▸ **What the task asks**: Even where a record seems odd, copy it exactly as it appears below.

▸ **Website and app data records**:
........

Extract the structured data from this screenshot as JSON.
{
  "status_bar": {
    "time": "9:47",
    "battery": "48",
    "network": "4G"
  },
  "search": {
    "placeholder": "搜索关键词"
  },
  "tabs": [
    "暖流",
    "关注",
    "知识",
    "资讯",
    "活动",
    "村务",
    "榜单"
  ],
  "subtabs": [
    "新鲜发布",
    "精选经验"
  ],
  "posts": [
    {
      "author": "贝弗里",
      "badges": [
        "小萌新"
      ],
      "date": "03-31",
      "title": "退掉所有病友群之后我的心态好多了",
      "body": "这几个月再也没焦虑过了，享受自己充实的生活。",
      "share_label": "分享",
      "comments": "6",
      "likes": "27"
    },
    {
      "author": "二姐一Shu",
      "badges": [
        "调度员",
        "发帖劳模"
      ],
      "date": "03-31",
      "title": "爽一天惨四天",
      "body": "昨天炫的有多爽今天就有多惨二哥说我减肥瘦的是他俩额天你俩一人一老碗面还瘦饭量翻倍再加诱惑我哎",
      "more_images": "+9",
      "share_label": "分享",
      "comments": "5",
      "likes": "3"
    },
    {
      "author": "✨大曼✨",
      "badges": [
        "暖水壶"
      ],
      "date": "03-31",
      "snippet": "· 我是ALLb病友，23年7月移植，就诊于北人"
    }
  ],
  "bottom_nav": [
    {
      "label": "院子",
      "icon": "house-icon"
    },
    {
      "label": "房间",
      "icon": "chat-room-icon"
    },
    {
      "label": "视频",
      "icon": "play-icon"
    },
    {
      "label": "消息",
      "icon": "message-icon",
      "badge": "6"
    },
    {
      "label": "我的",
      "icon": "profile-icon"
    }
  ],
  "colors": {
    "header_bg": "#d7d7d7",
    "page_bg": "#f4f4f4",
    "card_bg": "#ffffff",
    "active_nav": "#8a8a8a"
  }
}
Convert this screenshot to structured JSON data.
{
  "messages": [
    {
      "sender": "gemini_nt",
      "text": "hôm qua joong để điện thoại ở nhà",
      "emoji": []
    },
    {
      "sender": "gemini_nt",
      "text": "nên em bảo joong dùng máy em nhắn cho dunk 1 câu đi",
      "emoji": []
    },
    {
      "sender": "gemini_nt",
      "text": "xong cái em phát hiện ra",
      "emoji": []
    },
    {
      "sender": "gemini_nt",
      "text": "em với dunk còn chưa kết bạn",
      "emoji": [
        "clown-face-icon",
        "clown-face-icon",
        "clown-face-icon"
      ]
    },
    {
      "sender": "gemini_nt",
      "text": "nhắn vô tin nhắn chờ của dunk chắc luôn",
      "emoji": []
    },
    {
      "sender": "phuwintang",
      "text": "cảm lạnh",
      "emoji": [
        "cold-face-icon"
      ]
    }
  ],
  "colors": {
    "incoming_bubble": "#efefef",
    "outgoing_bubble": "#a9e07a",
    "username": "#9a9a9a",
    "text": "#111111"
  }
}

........

▸ **The answer**:
Extract the structured data from this screenshot as JSON.
{
  "status_bar": {
    "time": "9:47",
    "battery": "48",
    "network": "4G"
  },
  "search": {
    "placeholder": "搜索关键词"
  },
  "tabs": [
    "暖流",
    "关注",
    "知识",
    "资讯",
    "活动",
    "村务",
    "榜单"
  ],
  "subtabs": [
    "新鲜发布",
    "精选经验"
  ],
  "posts": [
    {
      "author": "贝弗里",
      "badges": [
        "小萌新"
      ],
      "date": "03-31",
      "title": "退掉所有病友群之后我的心态好多了",
      "body": "这几个月再也没焦虑过了，享受自己充实的生活。",
      "share_label": "分享",
      "comments": "6",
      "likes": "27"
    },
    {
      "author": "二姐一Shu",
      "badges": [
        "调度员",
        "发帖劳模"
      ],
      "date": "03-31",
      "title": "爽一天惨四天",
      "body": "昨天炫的有多爽今天就有多惨二哥说我减肥瘦的是他俩额天你俩一人一老碗面还瘦饭量翻倍再加诱惑我哎",
      "more_images": "+9",
      "share_label": "分享",
      "comments": "5",
      "likes": "3"
    },
    {
      "author": "✨大曼✨",
      "badges": [
        "暖水壶"
      ],
      "date": "03-31",
      "snippet": "· 我是ALLb病友，23年7月移植，就诊于北人"
    }
  ],
  "bottom_nav": [
    {
      "label": "院子",
      "icon": "house-icon"
    },
    {
      "label": "房间",
      "icon": "chat-room-icon"
    },
    {
      "label": "视频",
      "icon": "play-icon"
    },
    {
      "label": "消息",
      "icon": "message-icon",
      "badge": "6"
    },
    {
      "label": "我的",
      "icon": "profile-icon"
    }
  ],
  "colors": {
    "header_bg": "#d7d7d7",
    "page_bg": "#f4f4f4",
    "card_bg": "#ffffff",
    "active_nav": "#8a8a8a"
  }
}
Convert this screenshot to structured JSON data.
{
  "messages": [
    {
      "sender": "gemini_nt",
      "text": "hôm qua joong để điện thoại ở nhà",
      "emoji": []
    },
    {
      "sender": "gemini_nt",
      "text": "nên em bảo joong dùng máy em nhắn cho dunk 1 câu đi",
      "emoji": []
    },
    {
      "sender": "gemini_nt",
      "text": "xong cái em phát hiện ra",
      "emoji": []
    },
    {
      "sender": "gemini_nt",
      "text": "em với dunk còn chưa kết bạn",
      "emoji": [
        "clown-face-icon",
        "clown-face-icon",
        "clown-face-icon"
      ]
    },
    {
      "sender": "gemini_nt",
      "text": "nhắn vô tin nhắn chờ của dunk chắc luôn",
      "emoji": []
    },
    {
      "sender": "phuwintang",
      "text": "cảm lạnh",
      "emoji": [
        "cold-face-icon"
      ]
    }
  ],
  "colors": {
    "incoming_bubble": "#efefef",
    "outgoing_bubble": "#a9e07a",
    "username": "#9a9a9a",
    "text": "#111111"
  }
}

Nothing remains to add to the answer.